Anyway, I was sent straight to the Mikeno sector to cut tracks because I knew the territory. The Rugabo family was a fine sight to see: 26 gorillas! I remember one day we had spent the whole day looking for the gorillas and then we heard the most enormous roar from Rugabo. We didn’t follow the sound because he was obviously angry and we knew he wasn’t very habituated, so it simply wasn’t a good idea. The patrol leader decided that we would come back early the next day and see what had happened. We went back, first thing, but we were unable to find the family. The day passed without us finding Rugabo or his family and we were anxious.
Two days later we divided into two groups in order to cover the area. Semahore, another Ranger and I searched thoroughly for four hours until we came upon the family. Strangely, Rugabo was furious. It turned out that one of the younger gorillas, Lulengo, had got his hand caught in a metal trap that was attached to the branch of a tree and fixed firmly into the ground. Rugabo, with tremendous strength, broke the branch. Lulengo was free to move but still had the trap attached to his hand. After this the whole family took off and we couldn’t keep up with them.
The next day we decided that we needed to remove the trap from Lulengo’s hand. Everything was quiet when we caught up with the family. The guide said that I should approach Lulengo very carefully while he distracted Rugabo. I hid behind a tree and, luckily, Lulengo’s trapped hand trailed past close by. I grabbed the metal fastener of the trap. He didn’t know what was happening and struggled hard as he tried to join the rest of the group. He pulled so hard that he left half his finger in the trap. I looked at the finger and saw that it was already decomposing. He didn’t cry or bleed: he just looked at his hand and ran off to join the rest of the family. I am proud to say that today Lulengo is a Silverback and the head of a great family of his own.
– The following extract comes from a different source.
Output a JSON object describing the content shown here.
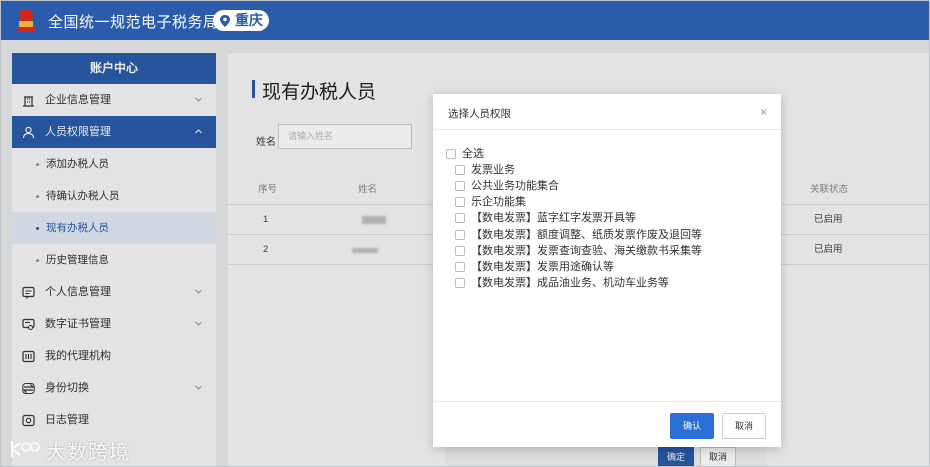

My name is Albert Sebagabo and I work at Rumangabo station. I was born in Rugari in 1964. I am married to Severine Nyiramahane and we have nine children: five boys and four girls. My father was Station Chief at Jomba Patrol Post. I used to follow his every move; he was always telling me how great the park was